When was the Kunsthistorisches Museum built?

The construction of the Kunsthistorisches Museum began in 1871 and was completed in 1891.

Who commissioned the construction of the museum?

The museum was commissioned by Emperor Franz Joseph I of Austria-Hungary.

What was the purpose of building the Kunsthistorisches Museum?

The museum was built to house and exhibit the extensive art collection of the Habsburg dynasty, including paintings, sculptures, and decorative arts.

What architectural style is the Kunsthistorisches Museum?

The Kunsthistorisches Museum is a prime example of neoclassical architecture, characterized by its grandeur, symmetrical design, and ornate details.

Who was the architect of the Kunsthistorisches Museum?

Kunsthistorisches Museum was primarily designed by the renowned architect Gottfried Semper.

What are some highlights of the museum's art collection?

Kunsthistorisches Museum boasts an impressive collection of masterpieces, including works by renowned artists such as Titian, Raphael, Rembrandt, Vermeer, and Pieter Bruegel the Elder.

Has the museum undergone any renovations or expansions?

The museum underwent a significant renovation in the late 1990s, modernizing its infrastructure, improving exhibition spaces, and adding new visitor facilities.

Are there any temporary exhibitions held at the museum?

Yes, the Kunsthistorisches Museum regularly hosts temporary exhibitions that explore various themes and feature artworks on loan from other museums or private collections.
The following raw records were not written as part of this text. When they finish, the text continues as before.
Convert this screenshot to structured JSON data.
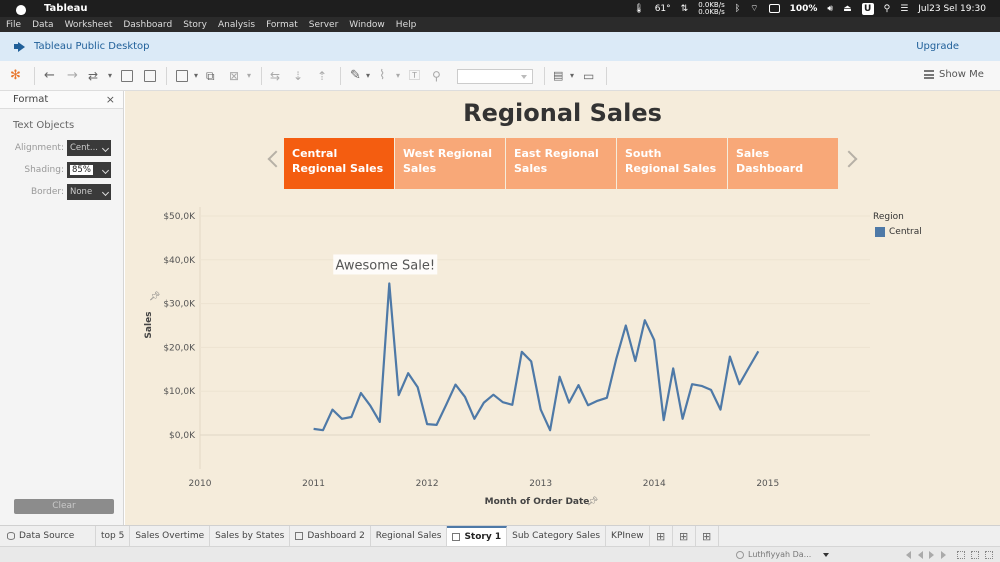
{
  "mac": {
    "app": "Tableau",
    "temp": "61°",
    "net_up": "0.0KB/s",
    "net_down": "0.0KB/s",
    "battery": "100%",
    "user_badge": "U",
    "datetime": "Jul23 Sel 19:30"
  },
  "menu": [
    "File",
    "Data",
    "Worksheet",
    "Dashboard",
    "Story",
    "Analysis",
    "Format",
    "Server",
    "Window",
    "Help"
  ],
  "banner": {
    "title": "Tableau Public Desktop",
    "upgrade": "Upgrade"
  },
  "toolbar": {
    "show_me": "Show Me"
  },
  "format_pane": {
    "title": "Format",
    "close": "×",
    "section": "Text Objects",
    "alignment_label": "Alignment:",
    "alignment_value": "Cent...",
    "shading_label": "Shading:",
    "shading_value": "85%",
    "border_label": "Border:",
    "border_value": "None",
    "clear": "Clear"
  },
  "story": {
    "title": "Regional Sales",
    "points": [
      {
        "label": "Central Regional Sales",
        "active": true
      },
      {
        "label": "West Regional Sales",
        "active": false
      },
      {
        "label": "East Regional Sales",
        "active": false
      },
      {
        "label": "South Regional Sales",
        "active": false
      },
      {
        "label": "Sales Dashboard",
        "active": false
      }
    ]
  },
  "chart_data": {
    "type": "line",
    "xlabel": "Month of Order Date",
    "ylabel": "Sales",
    "x_ticks": [
      "2010",
      "2011",
      "2012",
      "2013",
      "2014",
      "2015"
    ],
    "y_ticks": [
      "$0,0K",
      "$10,0K",
      "$20,0K",
      "$30,0K",
      "$40,0K",
      "$50,0K"
    ],
    "ylim": [
      0,
      50000
    ],
    "annotation": "Awesome Sale!",
    "legend_title": "Region",
    "series": [
      {
        "name": "Central",
        "color": "#4e79a7",
        "x": [
          "2011-01",
          "2011-02",
          "2011-03",
          "2011-04",
          "2011-05",
          "2011-06",
          "2011-07",
          "2011-08",
          "2011-09",
          "2011-10",
          "2011-11",
          "2011-12",
          "2012-01",
          "2012-02",
          "2012-03",
          "2012-04",
          "2012-05",
          "2012-06",
          "2012-07",
          "2012-08",
          "2012-09",
          "2012-10",
          "2012-11",
          "2012-12",
          "2013-01",
          "2013-02",
          "2013-03",
          "2013-04",
          "2013-05",
          "2013-06",
          "2013-07",
          "2013-08",
          "2013-09",
          "2013-10",
          "2013-11",
          "2013-12",
          "2014-01",
          "2014-02",
          "2014-03",
          "2014-04",
          "2014-05",
          "2014-06",
          "2014-07",
          "2014-08",
          "2014-09",
          "2014-10",
          "2014-11",
          "2014-12"
        ],
        "values": [
          1400,
          1100,
          5800,
          3700,
          4100,
          9600,
          6700,
          3000,
          34600,
          9100,
          14100,
          10900,
          2500,
          2300,
          6800,
          11500,
          8700,
          3700,
          7400,
          9200,
          7500,
          6900,
          19000,
          16800,
          5800,
          1100,
          13300,
          7400,
          11400,
          6800,
          7800,
          8500,
          17500,
          25000,
          16900,
          26200,
          21700,
          3400,
          15200,
          3700,
          11600,
          11200,
          10300,
          5800,
          17900,
          11600,
          15400,
          19100
        ]
      }
    ]
  },
  "tabs": [
    {
      "label": "Data Source",
      "icon": "database-icon"
    },
    {
      "label": "top 5"
    },
    {
      "label": "Sales Overtime"
    },
    {
      "label": "Sales by States"
    },
    {
      "label": "Dashboard 2",
      "icon": "dashboard-icon"
    },
    {
      "label": "Regional Sales"
    },
    {
      "label": "Story 1",
      "icon": "story-icon",
      "active": true
    },
    {
      "label": "Sub Category Sales"
    },
    {
      "label": "KPInew"
    }
  ],
  "status": {
    "user": "Luthfiyyah Da..."
  }
}
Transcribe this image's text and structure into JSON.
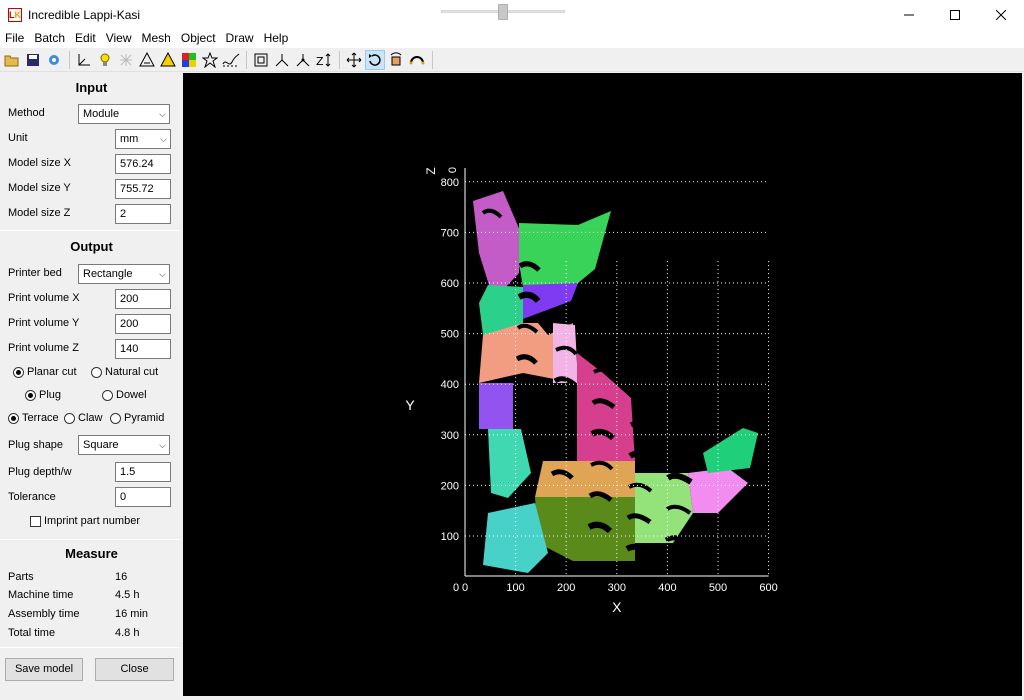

Was the Kunsthistorisches Museum affected by any significant historical events?

During World War II, the museum's valuable artworks were evacuated for protection, and the building suffered some damage. However, the majority of the collection was safely returned after the war.

Is the Kunsthistorisches Museum associated with any other museums or institutions?

The museum is closely affiliated with the Naturhistorisches Museum (Natural History Museum), which shares the same architectural design and is opposite the Kunsthistorisches Museum on Maria-Theresien-Platz.